* Work request:
Copy every line from the one that holds "Output a JSON" to the end of the records below, exactly and with nothing else, but without any pictures.
==== Exercise input ====
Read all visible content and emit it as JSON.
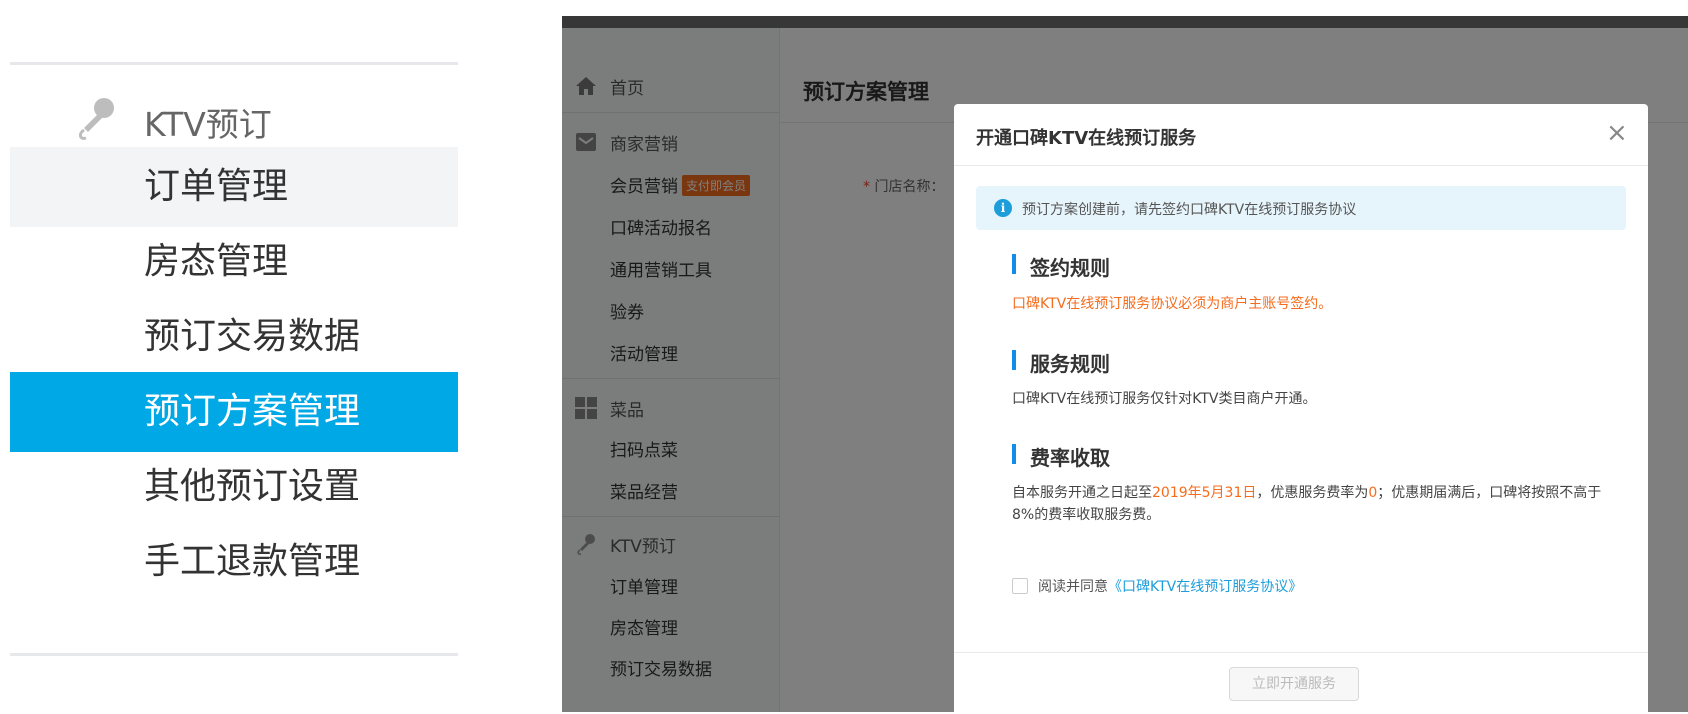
{
  "left_menu": {
    "group_label": "KTV预订",
    "group_icon": "microphone-icon",
    "items": [
      {
        "label": "订单管理",
        "state": "hover"
      },
      {
        "label": "房态管理",
        "state": "normal"
      },
      {
        "label": "预订交易数据",
        "state": "normal"
      },
      {
        "label": "预订方案管理",
        "state": "active"
      },
      {
        "label": "其他预订设置",
        "state": "normal"
      },
      {
        "label": "手工退款管理",
        "state": "normal"
      }
    ],
    "active_color": "#00a8e6"
  },
  "sidebar": {
    "home": {
      "label": "首页",
      "icon": "home-icon"
    },
    "marketing": {
      "label": "商家营销",
      "icon": "mail-icon"
    },
    "marketing_items": [
      "会员营销",
      "口碑活动报名",
      "通用营销工具",
      "验券",
      "活动管理"
    ],
    "member_badge": "支付即会员",
    "dishes": {
      "label": "菜品",
      "icon": "grid-icon"
    },
    "dishes_items": [
      "扫码点菜",
      "菜品经营"
    ],
    "ktv": {
      "label": "KTV预订",
      "icon": "microphone-icon"
    },
    "ktv_items": [
      "订单管理",
      "房态管理",
      "预订交易数据"
    ]
  },
  "main": {
    "page_title": "预订方案管理",
    "store_name_label": "门店名称："
  },
  "modal": {
    "title": "开通口碑KTV在线预订服务",
    "close": "×",
    "alert_text": "预订方案创建前，请先签约口碑KTV在线预订服务协议",
    "sections": {
      "signing": {
        "title": "签约规则",
        "text": "口碑KTV在线预订服务协议必须为商户主账号签约。"
      },
      "service": {
        "title": "服务规则",
        "text": "口碑KTV在线预订服务仅针对KTV类目商户开通。"
      },
      "fee": {
        "title": "费率收取",
        "text_1": "自本服务开通之日起至",
        "date": "2019年5月31日",
        "text_2": "，优惠服务费率为",
        "rate": "0",
        "text_3": "；优惠期届满后，口碑将按照不高于8%的费率收取服务费。"
      }
    },
    "agree_prefix": "阅读并同意",
    "agree_link": "《口碑KTV在线预订服务协议》",
    "agree_checked": false,
    "submit_label": "立即开通服务",
    "accent": "#1d9dd9",
    "warning_color": "#f56c1d"
  }
}
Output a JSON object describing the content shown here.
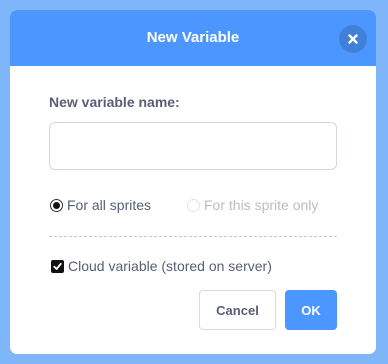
{
  "dialog": {
    "title": "New Variable",
    "close_icon": "close-x-icon"
  },
  "form": {
    "name_label": "New variable name:",
    "name_value": "",
    "name_placeholder": ""
  },
  "scope": {
    "all_sprites_label": "For all sprites",
    "all_sprites_selected": true,
    "this_sprite_label": "For this sprite only",
    "this_sprite_enabled": false
  },
  "cloud": {
    "label": "Cloud variable (stored on server)",
    "checked": true
  },
  "buttons": {
    "cancel_label": "Cancel",
    "ok_label": "OK"
  },
  "colors": {
    "backdrop": "#7fb6f9",
    "accent": "#4c97ff",
    "text": "#575e75",
    "disabled_text": "#b9bdc7"
  }
}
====
* Reply:
Output a JSON object describing the content shown here.
{
  "dialog": {
    "title": "New Variable",
    "close_icon": "close-x-icon"
  },
  "form": {
    "name_label": "New variable name:",
    "name_value": "",
    "name_placeholder": ""
  },
  "scope": {
    "all_sprites_label": "For all sprites",
    "all_sprites_selected": true,
    "this_sprite_label": "For this sprite only",
    "this_sprite_enabled": false
  },
  "cloud": {
    "label": "Cloud variable (stored on server)",
    "checked": true
  },
  "buttons": {
    "cancel_label": "Cancel",
    "ok_label": "OK"
  },
  "colors": {
    "backdrop": "#7fb6f9",
    "accent": "#4c97ff",
    "text": "#575e75",
    "disabled_text": "#b9bdc7"
  }
}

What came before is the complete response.